In October 2004, the National Association of Auctioneers and Real Estate Brokers protested against collective management. The situation caused by the non-payment of the Droit de Suite by several auction houses determined that the Copyright Council by resolution, reaffirmed the application of the law and the legitimacy of AGADU to collect the rights corresponding to the Droit de Suite from visual artists.
In November of that same year, the National Association of Auctioneers and Real Estate Brokers, through the filing of legal appeals, questioned several aspects related to the perception of the Droit de Suite, among them, the active legitimation of AGADU. The authority refuted the arguments of the Association of Auctioneers and ruled that the appeal was not appropriate. That resolution stood firm.
After several legal actions taken by both parties, which included a criminal complaint against two of the most important auctioneers in the local market, to which they responded with an appeal of unconstitutionality that was rejected by the Supreme Court of Justice, finally, in August 2009 an out-of-court settlement was signed with the auctioneers and the debt was paid.
Actually all auction houses comply with the payments stipulated by law and although 2 years ago there were some inconveniences in the payment of the rights of works for foreign authors, they have already been corrected.
In the case of the galleries, most in Uruguay are the points of the first sale, because the modality of the relation is directly with the artist.
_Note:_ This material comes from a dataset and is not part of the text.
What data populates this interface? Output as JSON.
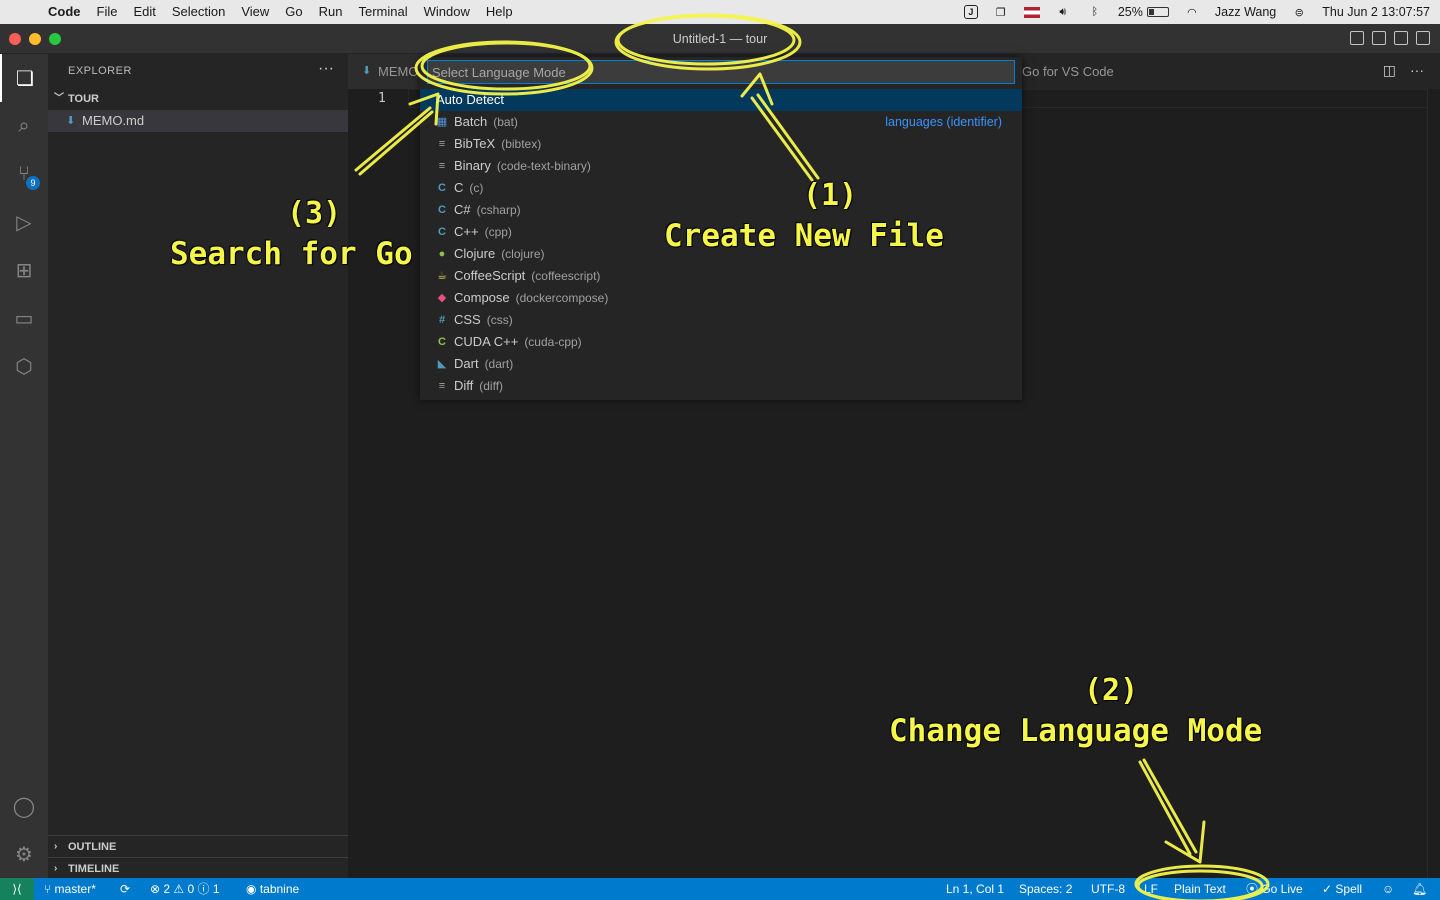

Auction houses collect most of what is generated for resales in the country.
The biggest galleries in the market retain the percentage that the law stipulates and integrate it each time it makes a resale, however, the control that AGADU has over them does not ensure that it is fully complied with, because it relies on good faith on the statements of the Gallerists.
With regard to Latin America, other countries that also have Droit de Suite in their legislation are Chile, Guatemala, Costa Rica, Honduras, El Salvador, Nicaragua, Panama, Paraguay, Dominican Republic and Venezuela.